FREDERICK, Colo. (Reuters) - Mourners gathered on Friday in a small Colorado town where the remains of a pregnant woman and her two young daughters were reportedly discovered in oil storage tanks the day after police took the father into custody for their murders.
Shanann Watts, 34, and her daughters Bella, 4, and Celeste, 3, were reported missing from their home in Frederick, 25 miles north of Denver, by a family friend on Monday afternoon, touching off an exhaustive search by law enforcement agencies.
Chris Watts was taken into custody on Wednesday on suspicion of murder, a day before the bodies of his wife and children were found. Watts, 33, had pleaded for the safe return of his pregnant wife and two young daughters while the search was underway.
About 200 people gathered in front of the family’s two-story home, where they created a makeshift memorial with flowers, stuffed animals and toys. They sang “Amazing Grace” and prayed during a candlelit vigil as the sun set.

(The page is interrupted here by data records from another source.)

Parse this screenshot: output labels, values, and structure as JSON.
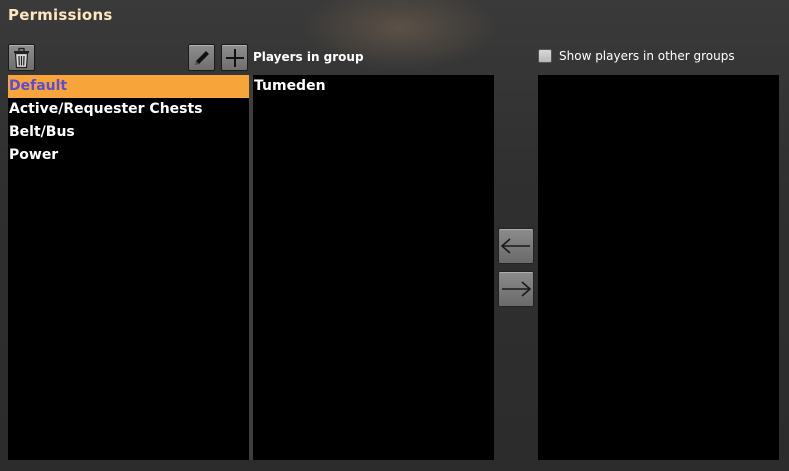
{
  "window": {
    "title": "Permissions"
  },
  "toolbar": {
    "delete_icon": "trash-icon",
    "edit_icon": "pencil-icon",
    "add_icon": "plus-icon"
  },
  "groups": {
    "items": [
      {
        "label": "Default",
        "selected": true
      },
      {
        "label": "Active/Requester Chests",
        "selected": false
      },
      {
        "label": "Belt/Bus",
        "selected": false
      },
      {
        "label": "Power",
        "selected": false
      }
    ]
  },
  "players_in_group": {
    "header": "Players in group",
    "items": [
      "Tumeden"
    ]
  },
  "other_groups": {
    "checkbox_label": "Show players in other groups",
    "checked": false,
    "items": []
  },
  "transfer": {
    "left_icon": "arrow-left-icon",
    "right_icon": "arrow-right-icon"
  },
  "colors": {
    "selected_bg": "#f7a43a",
    "selected_text": "#5c4ccf",
    "title": "#ffe6c0"
  }
}
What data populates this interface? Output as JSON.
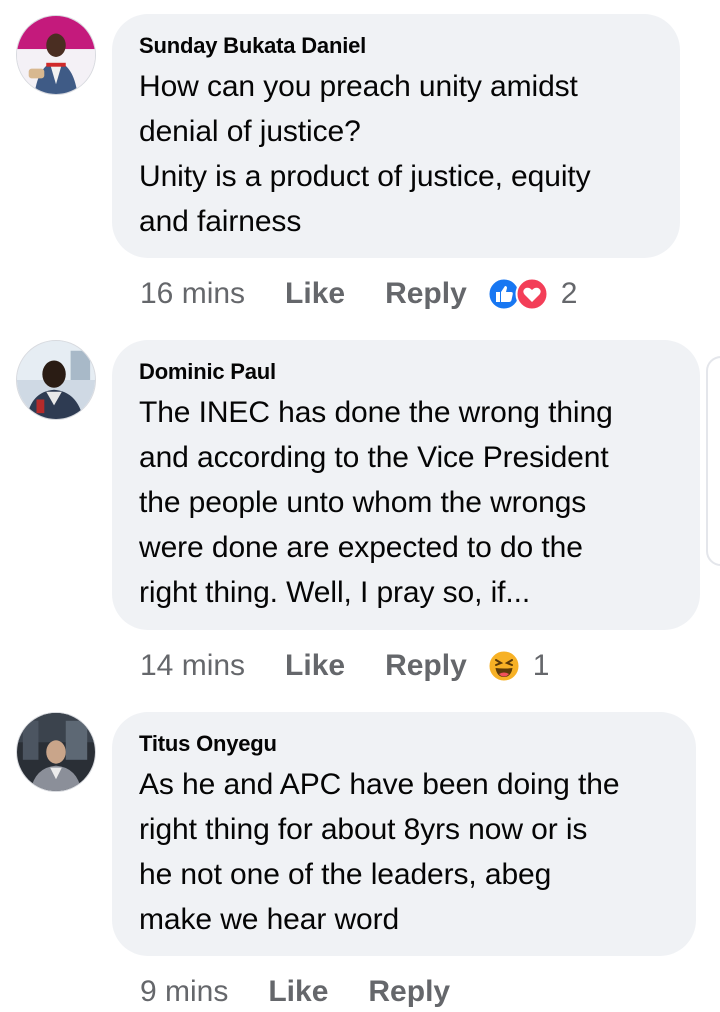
{
  "comments": [
    {
      "author": "Sunday Bukata Daniel",
      "text": "How can you preach unity amidst\ndenial of justice?\nUnity is a product of justice, equity\nand fairness",
      "time": "16 mins",
      "like_label": "Like",
      "reply_label": "Reply",
      "reactions": [
        "like-icon",
        "love-icon"
      ],
      "reaction_count": "2",
      "avatar_icon": "profile-photo"
    },
    {
      "author": "Dominic Paul",
      "text": "The INEC has done the wrong thing\nand according to the Vice President\nthe people unto whom the wrongs\nwere done are expected to do the\nright thing. Well, I pray so, if...",
      "time": "14 mins",
      "like_label": "Like",
      "reply_label": "Reply",
      "reactions": [
        "haha-icon"
      ],
      "reaction_count": "1",
      "avatar_icon": "profile-photo"
    },
    {
      "author": "Titus Onyegu",
      "text": "As he and APC have been doing the\nright thing for about 8yrs now or is\nhe not one of the leaders, abeg\nmake we hear word",
      "time": "9 mins",
      "like_label": "Like",
      "reply_label": "Reply",
      "avatar_icon": "profile-photo"
    }
  ],
  "colors": {
    "bubble": "#f0f2f5",
    "meta_text": "#65676b",
    "like_blue": "#1877f2",
    "love_red": "#f33e58",
    "haha_yellow": "#f7b125"
  }
}
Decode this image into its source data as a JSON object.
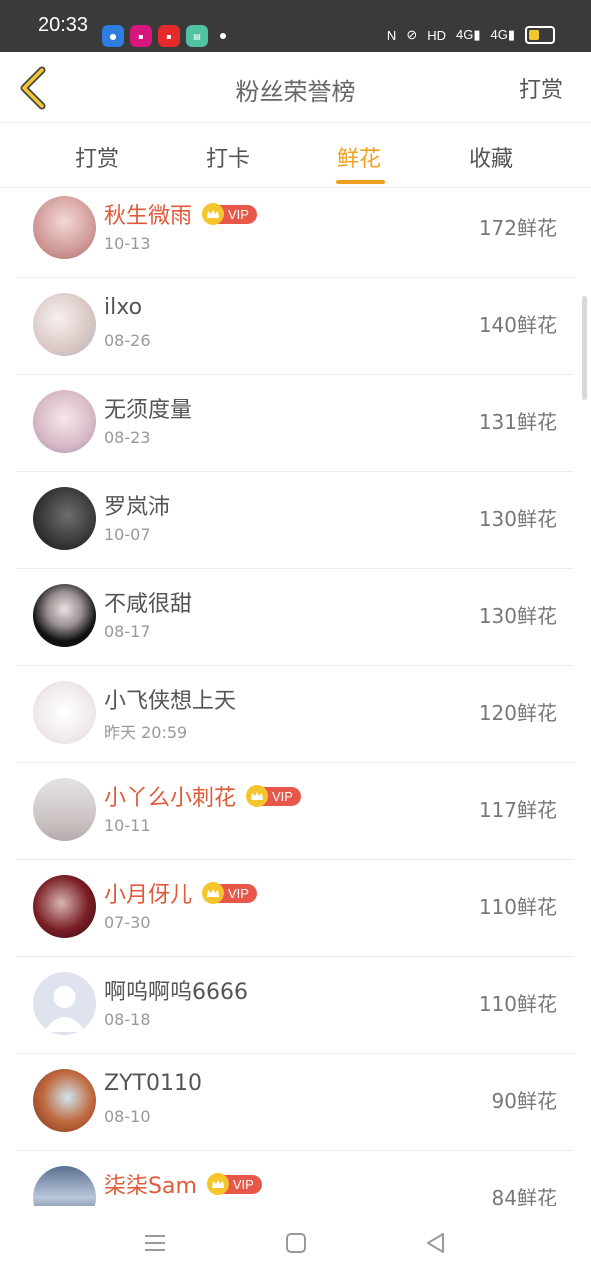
{
  "status": {
    "time": "20:33",
    "network": "HD",
    "sig1": "4G",
    "sig2": "4G"
  },
  "nav": {
    "title": "粉丝荣誉榜",
    "right": "打赏"
  },
  "tabs": [
    {
      "label": "打赏"
    },
    {
      "label": "打卡"
    },
    {
      "label": "鲜花"
    },
    {
      "label": "收藏"
    }
  ],
  "vip_label": "VIP",
  "list": [
    {
      "name": "秋生微雨",
      "vip": true,
      "date": "10-13",
      "count": "172鲜花"
    },
    {
      "name": "ilxo",
      "vip": false,
      "date": "08-26",
      "count": "140鲜花"
    },
    {
      "name": "无须度量",
      "vip": false,
      "date": "08-23",
      "count": "131鲜花"
    },
    {
      "name": "罗岚沛",
      "vip": false,
      "date": "10-07",
      "count": "130鲜花"
    },
    {
      "name": "不咸很甜",
      "vip": false,
      "date": "08-17",
      "count": "130鲜花"
    },
    {
      "name": "小飞侠想上天",
      "vip": false,
      "date": "昨天 20:59",
      "count": "120鲜花"
    },
    {
      "name": "小丫么小刺花",
      "vip": true,
      "date": "10-11",
      "count": "117鲜花"
    },
    {
      "name": "小月伢儿",
      "vip": true,
      "date": "07-30",
      "count": "110鲜花"
    },
    {
      "name": "啊呜啊呜6666",
      "vip": false,
      "date": "08-18",
      "count": "110鲜花"
    },
    {
      "name": "ZYT0110",
      "vip": false,
      "date": "08-10",
      "count": "90鲜花"
    },
    {
      "name": "柒柒Sam",
      "vip": true,
      "date": "",
      "count": "84鲜花"
    }
  ],
  "colors": {
    "accent": "#f0a020",
    "vip_name": "#e05a3a",
    "vip_badge": "#e8584a"
  }
}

“I call it a highway to heaven,” said neighbour Mary Ann Bogner, 64, fighting back tears as she arranged candles in the form of a cross.
Authorities have declined to confirm media reports that Watts had confessed to killing his family. The warrant for his arrest was sealed by a judge.
The two young girls were strangled and their bodies were found inside an oil tank, the Denver Post reported, citing a motion filed in court by an attorney for Watts. The remains of all three victims were found at Anadarko Petroleum oil field where Watts worked until his arrest, the newspaper reported.
Watts is being held at the Weld County jail on three counts of first-degree murder and three counts of tampering with physical evidence, jail records show.
Prosecutors will formally charge him on Monday, District Attorney Michael Rourke said.
The killings have shaken the commuter community of Frederick, a former mining town of 13,000 people.
“This is what small towns do. We support each other and unite whether it is in tragedy or joy,” said Rusty O’Neal, 42, town trustee, during the vigil.
Reporting by Keith Coffman in Frederick, Colorado; additional reporting by Brendan O'Brien in Milwaukee; Writing by Dan Whitcomb; Editing by Simon Cameron-Moore